(Data to examine Opens)

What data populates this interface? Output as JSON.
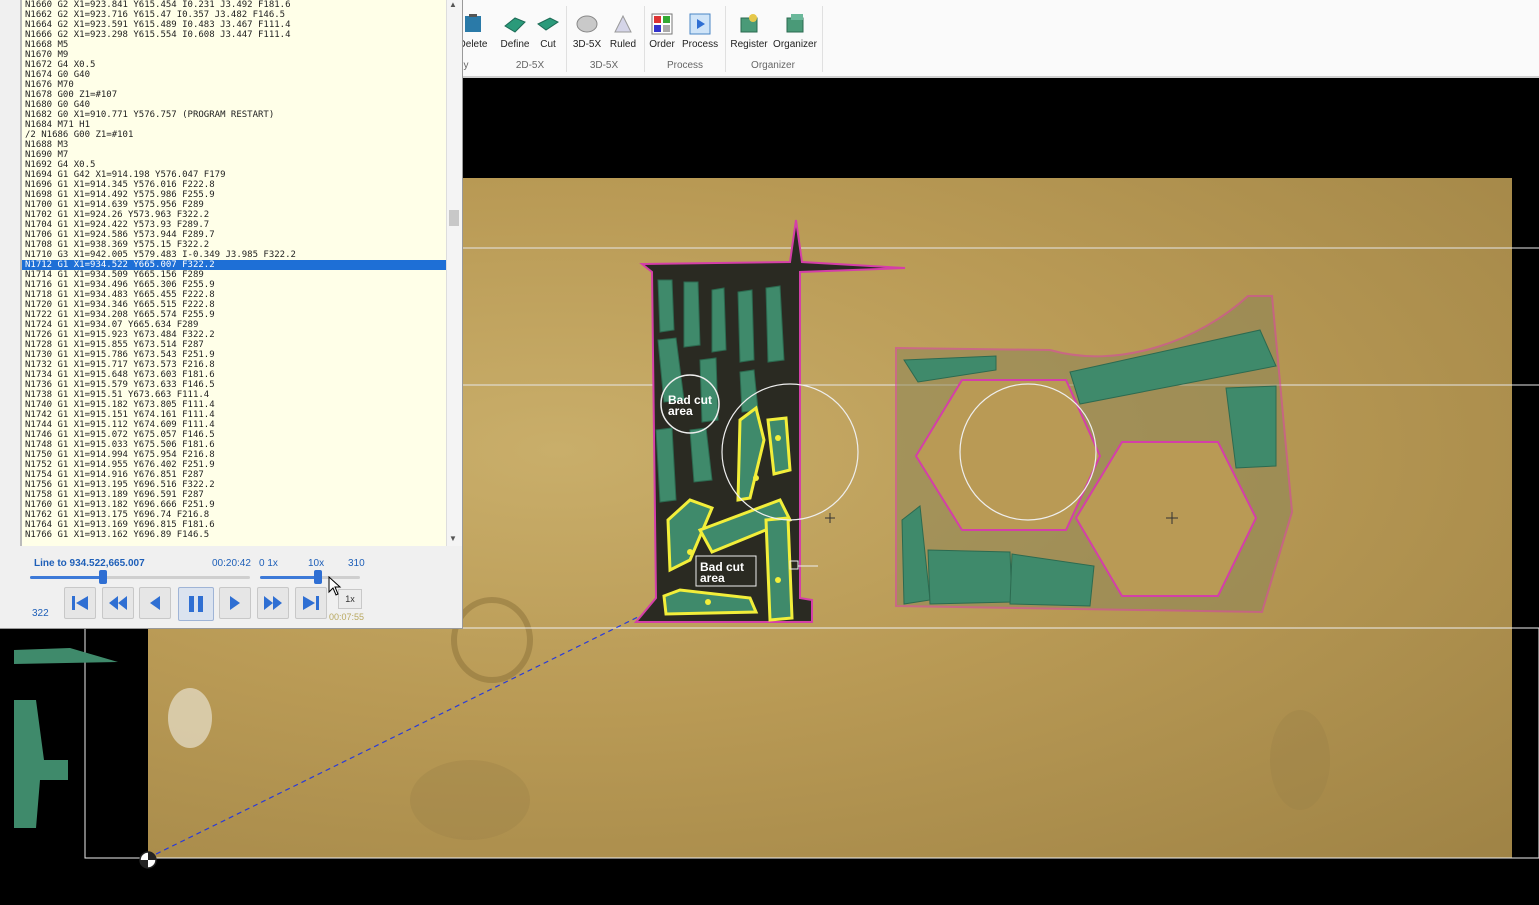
{
  "ribbon": {
    "buttons": [
      {
        "label": "Delete",
        "icon": "delete-icon"
      },
      {
        "label": "Define",
        "icon": "define-icon"
      },
      {
        "label": "Cut",
        "icon": "cut-icon"
      },
      {
        "label": "3D-5X",
        "icon": "3d5x-icon"
      },
      {
        "label": "Ruled",
        "icon": "ruled-icon"
      },
      {
        "label": "Order",
        "icon": "order-icon"
      },
      {
        "label": "Process",
        "icon": "process-icon"
      },
      {
        "label": "Register",
        "icon": "register-icon"
      },
      {
        "label": "Organizer",
        "icon": "organizer-icon"
      }
    ],
    "groups": [
      "y",
      "2D-5X",
      "3D-5X",
      "Process",
      "Organizer"
    ]
  },
  "gcode": {
    "lines": [
      "N1660 G2 X1=923.841 Y615.454 I0.231 J3.492 F181.6",
      "N1662 G2 X1=923.716 Y615.47 I0.357 J3.482 F146.5",
      "N1664 G2 X1=923.591 Y615.489 I0.483 J3.467 F111.4",
      "N1666 G2 X1=923.298 Y615.554 I0.608 J3.447 F111.4",
      "N1668 M5",
      "N1670 M9",
      "N1672 G4 X0.5",
      "N1674 G0 G40",
      "N1676 M70",
      "N1678 G00 Z1=#107",
      "N1680 G0 G40",
      "N1682 G0 X1=910.771 Y576.757 (PROGRAM RESTART)",
      "N1684 M71 H1",
      "/2 N1686 G00 Z1=#101",
      "N1688 M3",
      "N1690 M7",
      "N1692 G4 X0.5",
      "N1694 G1 G42 X1=914.198 Y576.047 F179",
      "N1696 G1 X1=914.345 Y576.016 F222.8",
      "N1698 G1 X1=914.492 Y575.986 F255.9",
      "N1700 G1 X1=914.639 Y575.956 F289",
      "N1702 G1 X1=924.26 Y573.963 F322.2",
      "N1704 G1 X1=924.422 Y573.93 F289.7",
      "N1706 G1 X1=924.586 Y573.944 F289.7",
      "N1708 G1 X1=938.369 Y575.15 F322.2",
      "N1710 G3 X1=942.005 Y579.483 I-0.349 J3.985 F322.2",
      "N1712 G1 X1=934.522 Y665.007 F322.2",
      "N1714 G1 X1=934.509 Y665.156 F289",
      "N1716 G1 X1=934.496 Y665.306 F255.9",
      "N1718 G1 X1=934.483 Y665.455 F222.8",
      "N1720 G1 X1=934.346 Y665.515 F222.8",
      "N1722 G1 X1=934.208 Y665.574 F255.9",
      "N1724 G1 X1=934.07 Y665.634 F289",
      "N1726 G1 X1=915.923 Y673.484 F322.2",
      "N1728 G1 X1=915.855 Y673.514 F287",
      "N1730 G1 X1=915.786 Y673.543 F251.9",
      "N1732 G1 X1=915.717 Y673.573 F216.8",
      "N1734 G1 X1=915.648 Y673.603 F181.6",
      "N1736 G1 X1=915.579 Y673.633 F146.5",
      "N1738 G1 X1=915.51 Y673.663 F111.4",
      "N1740 G1 X1=915.182 Y673.805 F111.4",
      "N1742 G1 X1=915.151 Y674.161 F111.4",
      "N1744 G1 X1=915.112 Y674.609 F111.4",
      "N1746 G1 X1=915.072 Y675.057 F146.5",
      "N1748 G1 X1=915.033 Y675.506 F181.6",
      "N1750 G1 X1=914.994 Y675.954 F216.8",
      "N1752 G1 X1=914.955 Y676.402 F251.9",
      "N1754 G1 X1=914.916 Y676.851 F287",
      "N1756 G1 X1=913.195 Y696.516 F322.2",
      "N1758 G1 X1=913.189 Y696.591 F287",
      "N1760 G1 X1=913.182 Y696.666 F251.9",
      "N1762 G1 X1=913.175 Y696.74 F216.8",
      "N1764 G1 X1=913.169 Y696.815 F181.6",
      "N1766 G1 X1=913.162 Y696.89 F146.5"
    ],
    "selected_index": 26
  },
  "playback": {
    "line_to": "Line to 934.522,665.007",
    "elapsed": "00:20:42",
    "speed_min": "0 1x",
    "speed_max": "10x",
    "total_lines": "310",
    "current_line": "322",
    "speed_button": "1x",
    "remaining": "00:07:55",
    "progress": 0.33,
    "speed_level": 0.58
  },
  "canvas": {
    "callouts": [
      {
        "line1": "Bad cut",
        "line2": "area"
      },
      {
        "line1": "Bad cut",
        "line2": "area"
      }
    ],
    "colors": {
      "part_fill": "#3f8a6b",
      "outline_magenta": "#d43fa8",
      "highlight_yellow": "#f2ee3a",
      "plate": "#b99a55",
      "dark_scrap": "#2a2a22"
    }
  }
}
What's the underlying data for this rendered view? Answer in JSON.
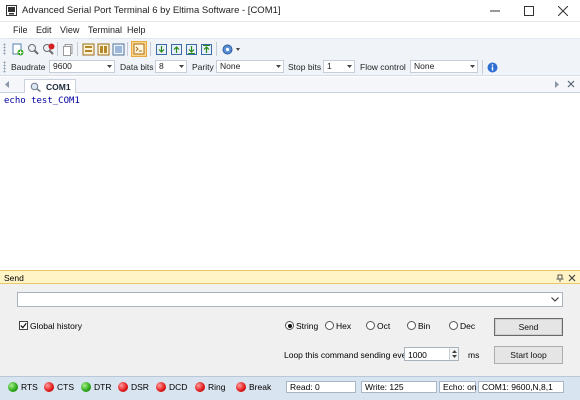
{
  "window": {
    "title": "Advanced Serial Port Terminal 6 by Eltima Software - [COM1]"
  },
  "menu": [
    "File",
    "Edit",
    "View",
    "Terminal",
    "Help"
  ],
  "settings": {
    "baudrate_label": "Baudrate",
    "baudrate_value": "9600",
    "databits_label": "Data bits",
    "databits_value": "8",
    "parity_label": "Parity",
    "parity_value": "None",
    "stopbits_label": "Stop bits",
    "stopbits_value": "1",
    "flowcontrol_label": "Flow control",
    "flowcontrol_value": "None"
  },
  "tab": {
    "label": "COM1"
  },
  "terminal": {
    "text": "echo test_COM1"
  },
  "send_panel": {
    "title": "Send",
    "input_value": "",
    "global_history_label": "Global history",
    "global_history_checked": true,
    "formats": [
      "String",
      "Hex",
      "Oct",
      "Bin",
      "Dec"
    ],
    "selected_format": "String",
    "send_button": "Send",
    "loop_label": "Loop this command sending every",
    "loop_value": "1000",
    "loop_unit": "ms",
    "start_loop_button": "Start loop"
  },
  "status": {
    "signals": [
      {
        "label": "RTS",
        "state": "green"
      },
      {
        "label": "CTS",
        "state": "red"
      },
      {
        "label": "DTR",
        "state": "green"
      },
      {
        "label": "DSR",
        "state": "red"
      },
      {
        "label": "DCD",
        "state": "red"
      },
      {
        "label": "Ring",
        "state": "red"
      },
      {
        "label": "Break",
        "state": "red"
      }
    ],
    "read": "Read:  0",
    "write": "Write:  125",
    "echo": "Echo: on",
    "port_info": "COM1: 9600,N,8,1"
  },
  "colors": {
    "terminal_text": "#0000a0",
    "send_header": "#fff4c6",
    "status_bar": "#d9e4f1",
    "led_on": "#27a513",
    "led_off": "#e01616"
  }
}
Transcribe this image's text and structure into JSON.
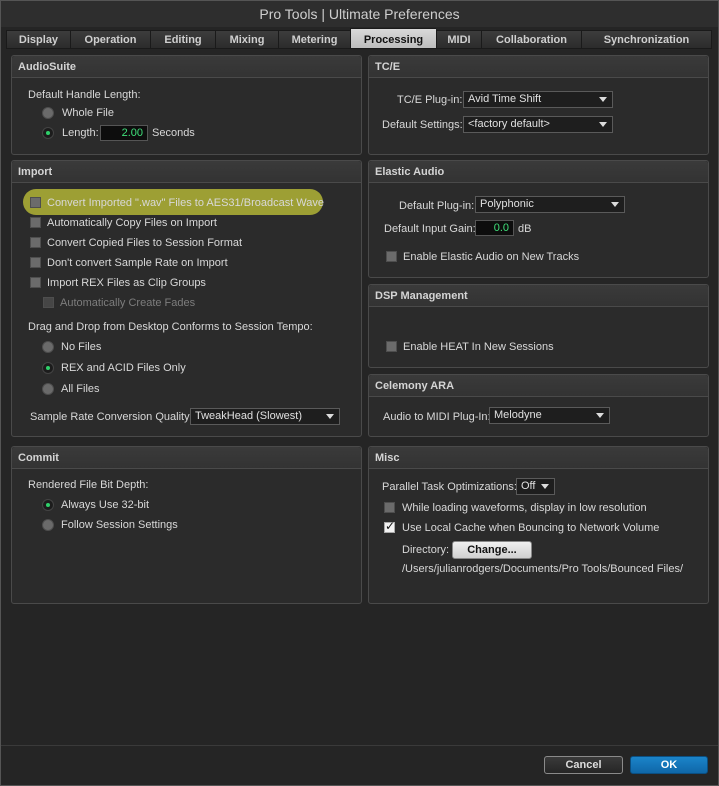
{
  "window": {
    "title": "Pro Tools | Ultimate Preferences"
  },
  "tabs": [
    {
      "label": "Display",
      "active": false
    },
    {
      "label": "Operation",
      "active": false
    },
    {
      "label": "Editing",
      "active": false
    },
    {
      "label": "Mixing",
      "active": false
    },
    {
      "label": "Metering",
      "active": false
    },
    {
      "label": "Processing",
      "active": true
    },
    {
      "label": "MIDI",
      "active": false
    },
    {
      "label": "Collaboration",
      "active": false
    },
    {
      "label": "Synchronization",
      "active": false
    }
  ],
  "audiosuite": {
    "header": "AudioSuite",
    "handle_label": "Default Handle Length:",
    "whole_file": "Whole File",
    "length": "Length:",
    "length_value": "2.00",
    "seconds": "Seconds",
    "selected": "length"
  },
  "import": {
    "header": "Import",
    "checks": [
      {
        "label": "Convert Imported \".wav\" Files to AES31/Broadcast Wave",
        "checked": false,
        "highlighted": true
      },
      {
        "label": "Automatically Copy Files on Import",
        "checked": false
      },
      {
        "label": "Convert Copied Files to Session Format",
        "checked": false
      },
      {
        "label": "Don't convert Sample Rate on Import",
        "checked": false
      },
      {
        "label": "Import REX Files as Clip Groups",
        "checked": false
      },
      {
        "label": "Automatically Create Fades",
        "checked": false,
        "disabled": true
      }
    ],
    "drag_label": "Drag and Drop from Desktop Conforms to Session Tempo:",
    "radios": [
      {
        "label": "No Files",
        "selected": false
      },
      {
        "label": "REX and ACID Files Only",
        "selected": true
      },
      {
        "label": "All Files",
        "selected": false
      }
    ],
    "src_label": "Sample Rate Conversion Quality:",
    "src_value": "TweakHead (Slowest)"
  },
  "commit": {
    "header": "Commit",
    "depth_label": "Rendered File Bit Depth:",
    "radios": [
      {
        "label": "Always Use 32-bit",
        "selected": true
      },
      {
        "label": "Follow Session Settings",
        "selected": false
      }
    ]
  },
  "tce": {
    "header": "TC/E",
    "plugin_label": "TC/E Plug-in:",
    "plugin_value": "Avid Time Shift",
    "settings_label": "Default Settings:",
    "settings_value": "<factory default>"
  },
  "elastic": {
    "header": "Elastic Audio",
    "plugin_label": "Default Plug-in:",
    "plugin_value": "Polyphonic",
    "gain_label": "Default Input Gain:",
    "gain_value": "0.0",
    "gain_unit": "dB",
    "enable_label": "Enable Elastic Audio on New Tracks",
    "enable_checked": false
  },
  "dsp": {
    "header": "DSP Management",
    "heat_label": "Enable HEAT In New Sessions",
    "heat_checked": false
  },
  "celemony": {
    "header": "Celemony ARA",
    "midi_label": "Audio to MIDI Plug-In:",
    "midi_value": "Melodyne"
  },
  "misc": {
    "header": "Misc",
    "parallel_label": "Parallel Task Optimizations:",
    "parallel_value": "Off",
    "lowres_label": "While loading waveforms, display in low resolution",
    "lowres_checked": false,
    "cache_label": "Use Local Cache when Bouncing to Network Volume",
    "cache_checked": true,
    "directory_label": "Directory:",
    "change_button": "Change...",
    "path": "/Users/julianrodgers/Documents/Pro Tools/Bounced Files/"
  },
  "footer": {
    "cancel": "Cancel",
    "ok": "OK"
  }
}
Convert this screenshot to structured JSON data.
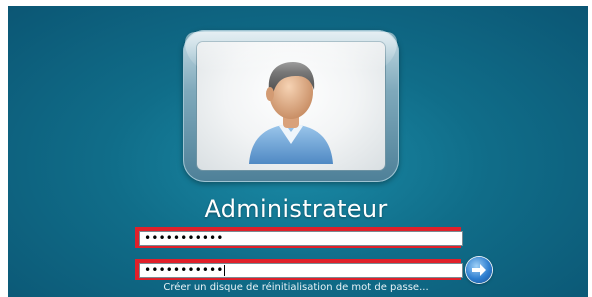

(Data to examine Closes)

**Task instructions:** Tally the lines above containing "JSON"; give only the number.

**Output of the task:** 4